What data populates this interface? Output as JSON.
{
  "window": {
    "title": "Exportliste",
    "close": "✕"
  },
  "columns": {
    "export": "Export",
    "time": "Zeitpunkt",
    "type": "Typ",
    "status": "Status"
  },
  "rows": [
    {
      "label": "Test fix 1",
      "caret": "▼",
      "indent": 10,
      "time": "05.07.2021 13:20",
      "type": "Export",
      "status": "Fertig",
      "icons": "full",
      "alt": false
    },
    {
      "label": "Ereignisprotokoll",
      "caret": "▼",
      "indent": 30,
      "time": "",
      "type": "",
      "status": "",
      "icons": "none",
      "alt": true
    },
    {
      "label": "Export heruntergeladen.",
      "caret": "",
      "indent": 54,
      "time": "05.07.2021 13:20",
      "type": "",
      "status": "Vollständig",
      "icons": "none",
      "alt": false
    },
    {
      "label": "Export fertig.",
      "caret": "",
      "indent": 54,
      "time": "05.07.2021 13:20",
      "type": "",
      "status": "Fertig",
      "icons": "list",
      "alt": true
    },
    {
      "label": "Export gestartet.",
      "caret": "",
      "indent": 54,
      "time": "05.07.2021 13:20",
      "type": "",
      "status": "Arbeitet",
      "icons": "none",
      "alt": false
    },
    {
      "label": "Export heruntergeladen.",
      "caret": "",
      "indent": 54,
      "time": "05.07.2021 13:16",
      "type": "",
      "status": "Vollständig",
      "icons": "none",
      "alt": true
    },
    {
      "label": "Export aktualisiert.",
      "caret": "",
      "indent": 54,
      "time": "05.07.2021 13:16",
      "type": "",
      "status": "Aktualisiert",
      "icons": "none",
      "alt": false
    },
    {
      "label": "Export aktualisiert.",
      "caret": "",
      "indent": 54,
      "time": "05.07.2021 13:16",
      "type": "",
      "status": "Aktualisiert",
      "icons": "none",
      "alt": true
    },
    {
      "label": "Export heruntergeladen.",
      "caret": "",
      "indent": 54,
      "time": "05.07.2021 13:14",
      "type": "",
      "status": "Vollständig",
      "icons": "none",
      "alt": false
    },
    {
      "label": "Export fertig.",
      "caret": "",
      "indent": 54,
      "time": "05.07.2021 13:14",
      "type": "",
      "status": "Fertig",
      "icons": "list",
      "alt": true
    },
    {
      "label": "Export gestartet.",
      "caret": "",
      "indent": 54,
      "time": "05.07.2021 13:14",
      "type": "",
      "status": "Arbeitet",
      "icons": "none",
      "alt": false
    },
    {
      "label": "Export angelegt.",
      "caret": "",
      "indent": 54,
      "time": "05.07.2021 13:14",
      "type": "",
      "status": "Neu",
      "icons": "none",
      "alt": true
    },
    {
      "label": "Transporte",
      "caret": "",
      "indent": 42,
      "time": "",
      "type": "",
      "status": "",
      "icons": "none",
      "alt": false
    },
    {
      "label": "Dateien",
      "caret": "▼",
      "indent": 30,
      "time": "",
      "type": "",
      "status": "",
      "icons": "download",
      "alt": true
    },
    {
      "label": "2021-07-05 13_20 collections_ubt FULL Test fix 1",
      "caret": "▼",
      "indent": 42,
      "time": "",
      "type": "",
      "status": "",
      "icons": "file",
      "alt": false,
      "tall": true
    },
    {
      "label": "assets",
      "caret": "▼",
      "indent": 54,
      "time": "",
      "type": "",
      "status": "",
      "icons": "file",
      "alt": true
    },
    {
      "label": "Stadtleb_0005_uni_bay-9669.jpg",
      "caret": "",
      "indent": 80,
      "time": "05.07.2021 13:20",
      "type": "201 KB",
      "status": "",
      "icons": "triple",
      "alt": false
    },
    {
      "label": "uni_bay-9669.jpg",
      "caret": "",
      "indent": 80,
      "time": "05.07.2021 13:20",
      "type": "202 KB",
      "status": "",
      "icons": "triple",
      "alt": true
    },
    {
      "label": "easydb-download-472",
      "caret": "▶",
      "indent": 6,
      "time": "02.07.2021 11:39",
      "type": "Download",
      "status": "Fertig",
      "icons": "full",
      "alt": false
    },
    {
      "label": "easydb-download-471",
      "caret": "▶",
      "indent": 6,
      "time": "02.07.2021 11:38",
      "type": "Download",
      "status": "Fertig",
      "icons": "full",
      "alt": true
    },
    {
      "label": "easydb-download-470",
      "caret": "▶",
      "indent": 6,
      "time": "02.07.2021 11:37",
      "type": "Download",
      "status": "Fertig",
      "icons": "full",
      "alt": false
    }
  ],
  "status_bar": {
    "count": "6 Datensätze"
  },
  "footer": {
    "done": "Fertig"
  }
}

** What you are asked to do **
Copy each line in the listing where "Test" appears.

** Response to this exercise **
      "label": "Test fix 1",
      "label": "2021-07-05 13_20 collections_ubt FULL Test fix 1",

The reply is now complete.